Alwyn Vintcent. Villiersdorp Spring Arts Festival 14th September 2013
The weather wasn’t kind for the Festival! A blustery northwester and some rain threatened that we wouldn’t be able to do our part by manning our Tug for hordes of visitors, while pretending to do some work. In the end, it was the other way around. The weather cleared and although we did have 20 to 30 visitors, we got a lot done!
We are now well into the reassembly stage. There’s a huge amount of welding to do and a lot has to be done in the correct order; last cut, first re-attached. The procedure is that the edges are prepared, by chipping paint off close to the cut line and grinding off the flash as well as any high spots. Unfortunately, in the hurry to refit the prow and rear coaming, this was not done in advance, so preparing and welding those will be more difficult.
We decided to do something noticeable, rather than welding where those two parts had just been tacked, so we prepared the edges of the steering box. Hermann did the lower part of the box and I did the cut-off section. Eniel welded some strips of metal vertically over the cut line. We turned the loose section over into position and we were surprised by how much it had lost shape!
Eniel has levers which he uses to align two edges. He tacks one side of a small flat bar attached at right angles to the end of a lever, to the plate which is too low. His assistant pulls or pushes on the lever until the plates are in line, then he welds the edges. The tack is then broken by the lever being pulled in the opposite direction and any remnant of the tack is ground off. We started at the rectangular part at the stern where the corners gave a datum, and worked around. Other ‘tricks of the trade’ were used, like welding brackets on and pulling edges together with G- and sash clamps. Hermann and I used two heavy hammers on each side of the double-thickness upper edge where rust had forced the metal apart, until the flakes all fell out. These can be clamped together again after rust-treatment and welded along the top edge.
The reason for the skew cut was that it was done in a panic at the last minute on the trailer when we realised it was too high. The final job looks ship-shape, although there is still welding to do between Eniel’s stitches. A lick of paint and it will look like new! The three of us weren’t strong enough to lift and refit the lid!

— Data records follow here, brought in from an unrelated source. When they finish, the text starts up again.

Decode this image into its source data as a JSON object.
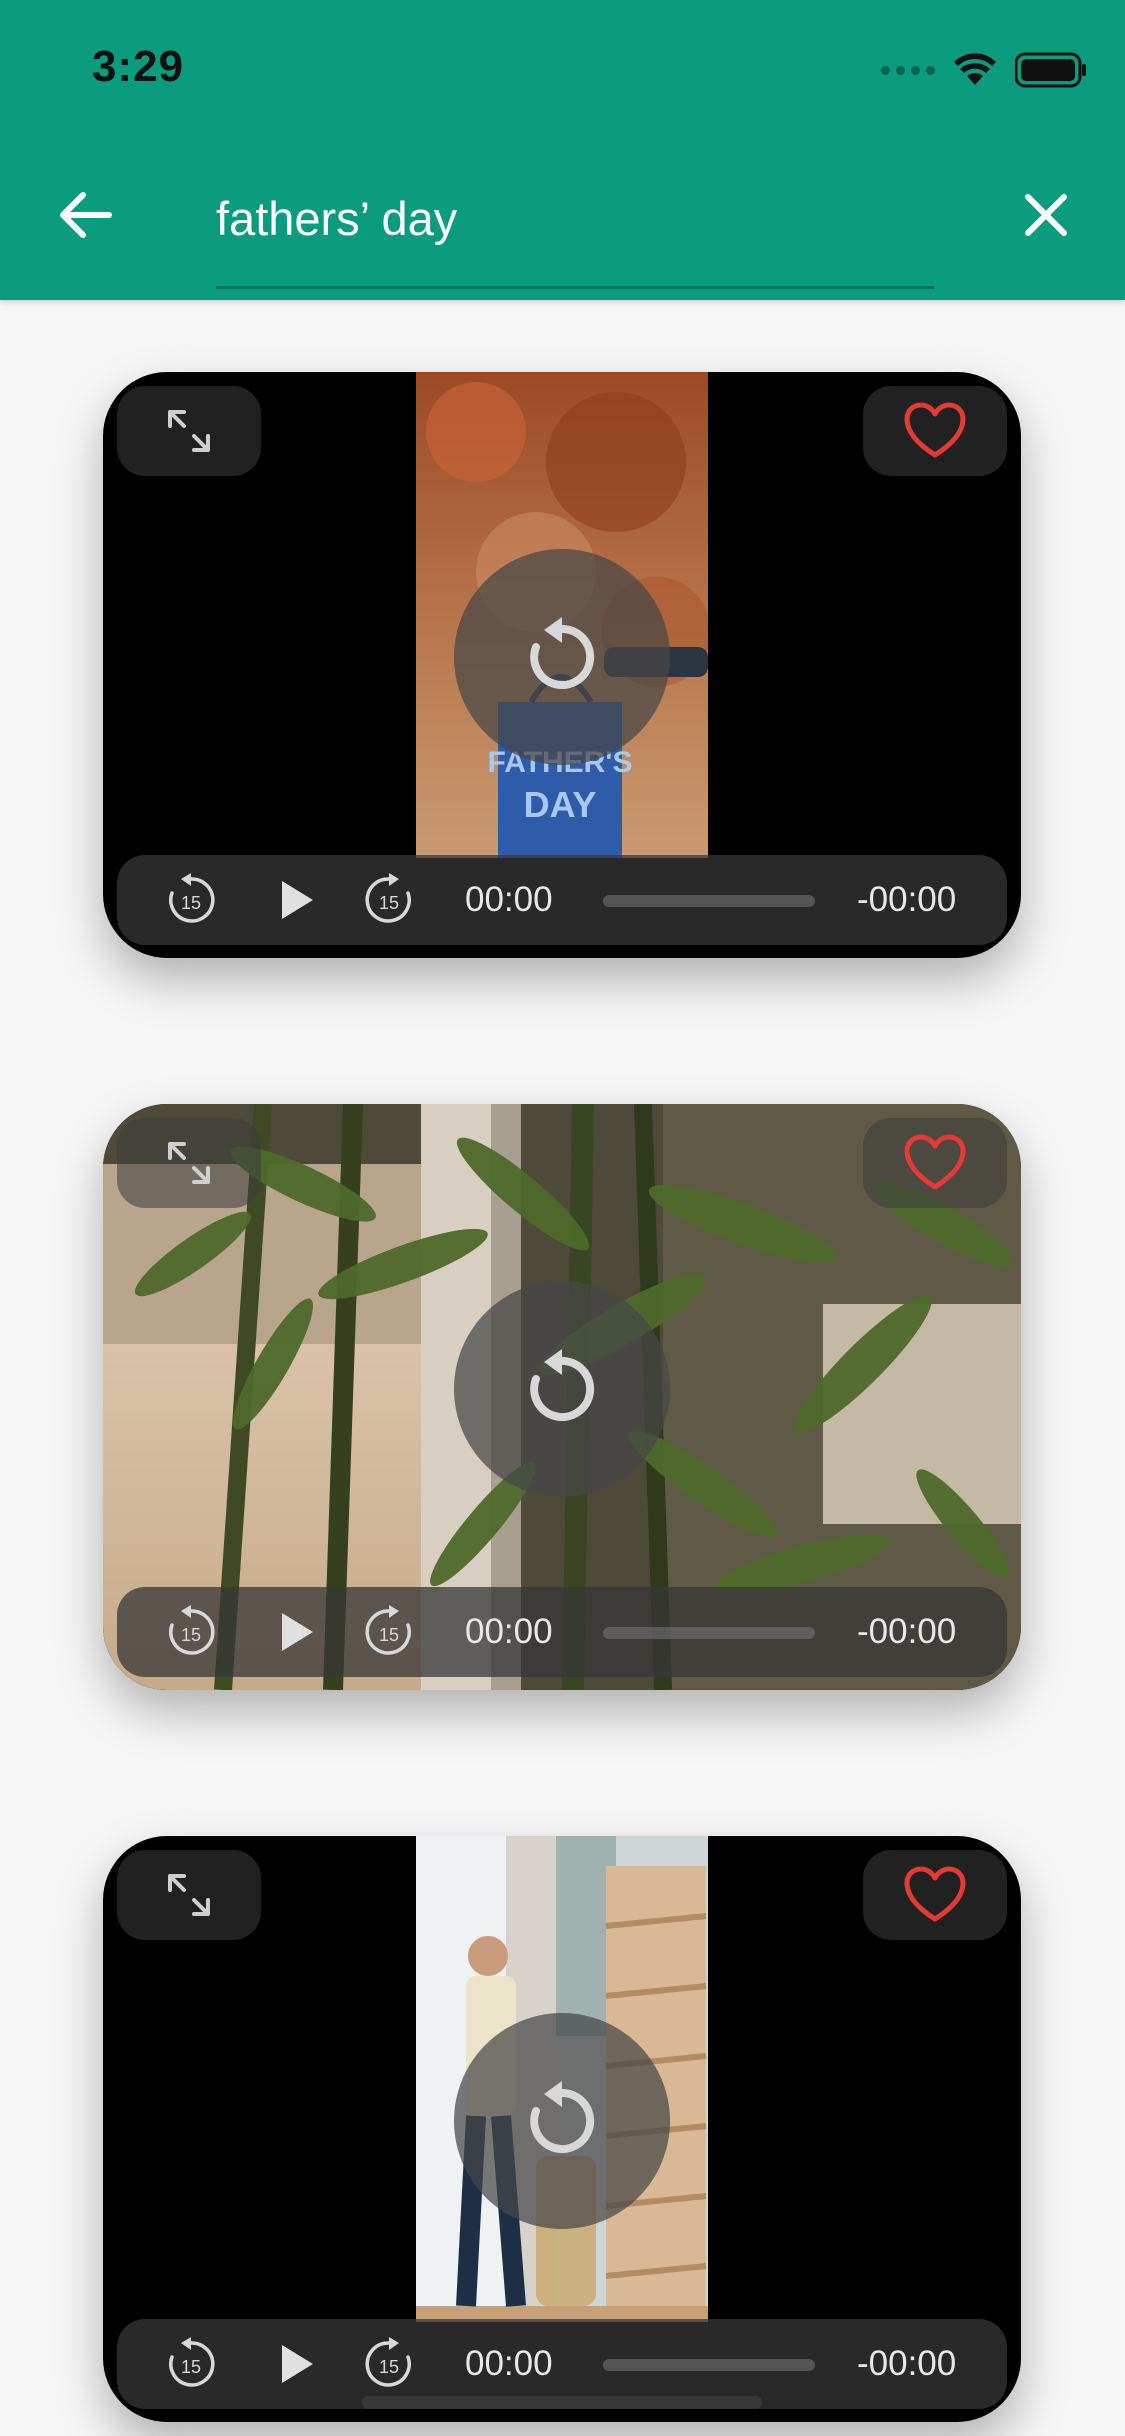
{
  "status_bar": {
    "time": "3:29"
  },
  "search": {
    "query": "fathers’ day",
    "back_icon": "arrow-left-icon",
    "clear_icon": "close-icon"
  },
  "colors": {
    "app_bar": "#0b9b7e",
    "heart": "#e53935",
    "background": "#f6f6f6"
  },
  "videos": [
    {
      "thumbnail": "fathers-day-gift-bag",
      "current_time": "00:00",
      "remaining_time": "-00:00",
      "progress": 0,
      "favorite": true
    },
    {
      "thumbnail": "bamboo-plant",
      "current_time": "00:00",
      "remaining_time": "-00:00",
      "progress": 0,
      "favorite": true
    },
    {
      "thumbnail": "father-and-child-walking",
      "current_time": "00:00",
      "remaining_time": "-00:00",
      "progress": 0,
      "favorite": true
    }
  ]
}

While Eniel was still welding, Hermann and I started on the edges of the base of the inner funnel. It was important that this be re-attached before any other superstructure could be refitted.
We used the same process; in this case aligning the corners accurately, then worrying about joining up the rest in between. It was surprising how much force was required to align even these thin sheets, especially as the gap between the stitches closed up. The steel inevitably distorts with the welding. Because this is structural; it supports the entire weight of the inner funnel, Eniel welded fully on the outside of the sheeting and reinforced with some long stitches on the inside. The angle framework on the corners got the full treatment from both sides. We refitted one bolt and spacer to each of the heat-shield plates to stop them from flapping in the wind. There is still some painting on the funnel and proper re-shaping to do on them.
Not only is the reassembly impressive, there is now less clutter lying on the deck! It’s very satisfying to know we’re well into rebuilding now!
Another job tackled during the day, apart from showing interested visitors around, was to mop up some rainwater which had entered the boiler through the open manhole. Eniel was in like an eel:
We couldn’t find the sump-pump so we used a scoop and a bucket on a rope. There wasn’t much water and the rest will evaporate after a few warm days, now that we have the metal sheet roped into position over the open manhole again.
The amazing condition of the wet side of the boiler can be seen in the photo above! Part of the reason is the fact that the boiler is fitted with a Hotchkiss circulator, the funnel inlet of which can be seen on the right above. It skims off anything floating on the top of the water and it’s caught in the ball of the circulator and blown-off periodically.
Eniel has been collecting some interesting old brochures:
R10 for adults, R5 for children under 16! The one below comes with the cut-out cardboard model. There is an interesting view of the 1900 Collier Jetty with the overhead conveyor in the background!
There’s lots to do still, and plenty of opportunities for unskilled people to help, chipping, grinding and painting. We’ll spread the word next time we plan to be on board!
15th September 2013